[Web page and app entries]
------------------------------------------------------------

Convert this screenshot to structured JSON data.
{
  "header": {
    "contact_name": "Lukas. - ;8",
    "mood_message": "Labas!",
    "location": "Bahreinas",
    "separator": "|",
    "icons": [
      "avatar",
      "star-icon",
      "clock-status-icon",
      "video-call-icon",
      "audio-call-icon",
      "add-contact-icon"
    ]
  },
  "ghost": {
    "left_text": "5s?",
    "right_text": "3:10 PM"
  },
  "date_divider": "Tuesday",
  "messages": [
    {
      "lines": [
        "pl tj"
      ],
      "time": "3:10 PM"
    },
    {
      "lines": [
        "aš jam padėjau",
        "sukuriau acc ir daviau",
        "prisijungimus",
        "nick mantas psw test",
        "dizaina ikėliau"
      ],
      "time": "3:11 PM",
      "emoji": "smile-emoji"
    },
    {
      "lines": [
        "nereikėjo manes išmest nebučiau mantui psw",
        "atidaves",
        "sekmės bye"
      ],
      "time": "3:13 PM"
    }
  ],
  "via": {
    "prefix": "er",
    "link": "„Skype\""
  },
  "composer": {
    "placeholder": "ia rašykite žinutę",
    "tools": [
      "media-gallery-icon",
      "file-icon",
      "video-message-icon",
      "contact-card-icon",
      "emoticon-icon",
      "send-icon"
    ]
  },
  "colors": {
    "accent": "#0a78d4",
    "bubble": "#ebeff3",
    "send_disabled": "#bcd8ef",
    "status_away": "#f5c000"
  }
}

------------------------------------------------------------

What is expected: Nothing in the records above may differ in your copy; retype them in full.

Exercise output:
Convert this screenshot to structured JSON data.
{
  "header": {
    "contact_name": "Lukas. - ;8",
    "mood_message": "Labas!",
    "location": "Bahreinas",
    "separator": "|",
    "icons": [
      "avatar",
      "star-icon",
      "clock-status-icon",
      "video-call-icon",
      "audio-call-icon",
      "add-contact-icon"
    ]
  },
  "ghost": {
    "left_text": "5s?",
    "right_text": "3:10 PM"
  },
  "date_divider": "Tuesday",
  "messages": [
    {
      "lines": [
        "pl tj"
      ],
      "time": "3:10 PM"
    },
    {
      "lines": [
        "aš jam padėjau",
        "sukuriau acc ir daviau",
        "prisijungimus",
        "nick mantas psw test",
        "dizaina ikėliau"
      ],
      "time": "3:11 PM",
      "emoji": "smile-emoji"
    },
    {
      "lines": [
        "nereikėjo manes išmest nebučiau mantui psw",
        "atidaves",
        "sekmės bye"
      ],
      "time": "3:13 PM"
    }
  ],
  "via": {
    "prefix": "er",
    "link": "„Skype\""
  },
  "composer": {
    "placeholder": "ia rašykite žinutę",
    "tools": [
      "media-gallery-icon",
      "file-icon",
      "video-message-icon",
      "contact-card-icon",
      "emoticon-icon",
      "send-icon"
    ]
  },
  "colors": {
    "accent": "#0a78d4",
    "bubble": "#ebeff3",
    "send_disabled": "#bcd8ef",
    "status_away": "#f5c000"
  }
}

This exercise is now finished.